In this course, you'll learn about account security in Linux including pluggable authentication modules (PAM), password security, account access controls, and account types.
- Learn about PAM and how to configure pluggable authentication modules
- Understand the different types of accounts you'll find on a Linux system and the special precautions you need to take with each account type
- Learn how to enforce good password security practices on your Linux systems
- Learn how to make an account's password expire, how to expire an account itself, and how to lock and unlock accounts
- Understand how to monitor log files and use intrusion detection systems
- Learn about multi-factor authentication and how it can be implemented in Linux
This course is intended for anyone who wants to understand how to secure their Linux systems.
To get the most out of this course, you should already have a good working knowledge of Linux. If you want to brush up on your Linux skills, consider taking our Learn Linux in 5 Days learning path first.
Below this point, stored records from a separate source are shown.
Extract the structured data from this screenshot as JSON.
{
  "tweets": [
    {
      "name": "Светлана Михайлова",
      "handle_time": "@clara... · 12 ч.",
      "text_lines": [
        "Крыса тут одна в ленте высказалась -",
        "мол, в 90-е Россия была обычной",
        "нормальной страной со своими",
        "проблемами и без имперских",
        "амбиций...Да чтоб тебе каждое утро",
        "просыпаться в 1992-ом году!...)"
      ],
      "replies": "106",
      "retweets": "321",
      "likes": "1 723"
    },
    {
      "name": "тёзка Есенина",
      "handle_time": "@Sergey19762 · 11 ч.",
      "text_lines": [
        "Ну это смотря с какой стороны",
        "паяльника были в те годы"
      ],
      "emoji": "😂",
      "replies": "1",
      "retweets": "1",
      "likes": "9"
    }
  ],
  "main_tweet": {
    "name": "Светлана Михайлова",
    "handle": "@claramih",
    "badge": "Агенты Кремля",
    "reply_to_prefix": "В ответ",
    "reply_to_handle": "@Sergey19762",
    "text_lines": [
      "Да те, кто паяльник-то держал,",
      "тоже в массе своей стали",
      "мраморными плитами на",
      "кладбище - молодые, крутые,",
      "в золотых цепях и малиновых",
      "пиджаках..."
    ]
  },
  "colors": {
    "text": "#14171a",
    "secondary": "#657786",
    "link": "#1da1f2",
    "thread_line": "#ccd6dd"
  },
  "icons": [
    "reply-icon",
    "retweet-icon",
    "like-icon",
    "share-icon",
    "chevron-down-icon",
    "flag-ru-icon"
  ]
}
First let's look at the first entry in the Etsy password file. There are several fields in the Etsy password file, each separated by a colon. The first field is the account name, which is root. The second field is the password field. When it has an X in it like it does here, that means the password is stored in the Etsy shadow file. The next field is the UID of the account, which is zero. This is what is used by the OS. It will translate this UID into the account name for the sake of us humans, but it acts on the UID. Let me show you. I'm going to create an account called Jim. I'm going to set a password for Jim here. I'll switch to that account and you can see that it's just another account on the system. And it's nothing special. If I run the who am I command, it shows that yep, I'm Jim. So I'll go ahead and exit out of this account. So if I were to set the UID of Jim to be zero then that account would act just like the root account. Let me do that real quick. Come down here to the gym account. And instead of 1003, we'll place zero in the UID slot. So now I'm going to switch users to Jim. So look at what just happened. Look at the prompt. I have a root prompt. The system treats the account exactly like the root account because it has a UID of zero. Let me show you the UID real quick. Again, ID is equal to zero so it thinks it's the root account. And if I say, who am I? It says you're root because UID zero is associated with the root account. So it's extremely important that only one account have a UID of zero on a Linux system. And that account should be the root account. Here's the command you could run to print out all the accounts on a system that have a UID of zero. We'll use awk dash F dash capital F stands for field separator. Since Etsy password is made up of several fields separated by a colon we'll use dash capital F with a colon. Go ahead and start the awk commands here. And what this does is if the third field represented by dollar three is equal to zero, then we'll print that line. Here you can see that there are two accounts with a UID of zero. Let me go ahead and remove the UID of zero from the Jim account. And I'll rerun that command. And you can see that this is what we expect to happen. Only one account, the root account has a UID of zero.
Jason is the founder of the Linux Training Academy as well as the author of "Linux for Beginners" and "Command Line Kung Fu." He has over 20 years of professional Linux experience, having worked for industry leaders such as Hewlett-Packard, Xerox, UPS, FireEye, and Amazon.com. Nothing gives him more satisfaction than knowing he has helped thousands of IT professionals level up their careers through his many books and courses.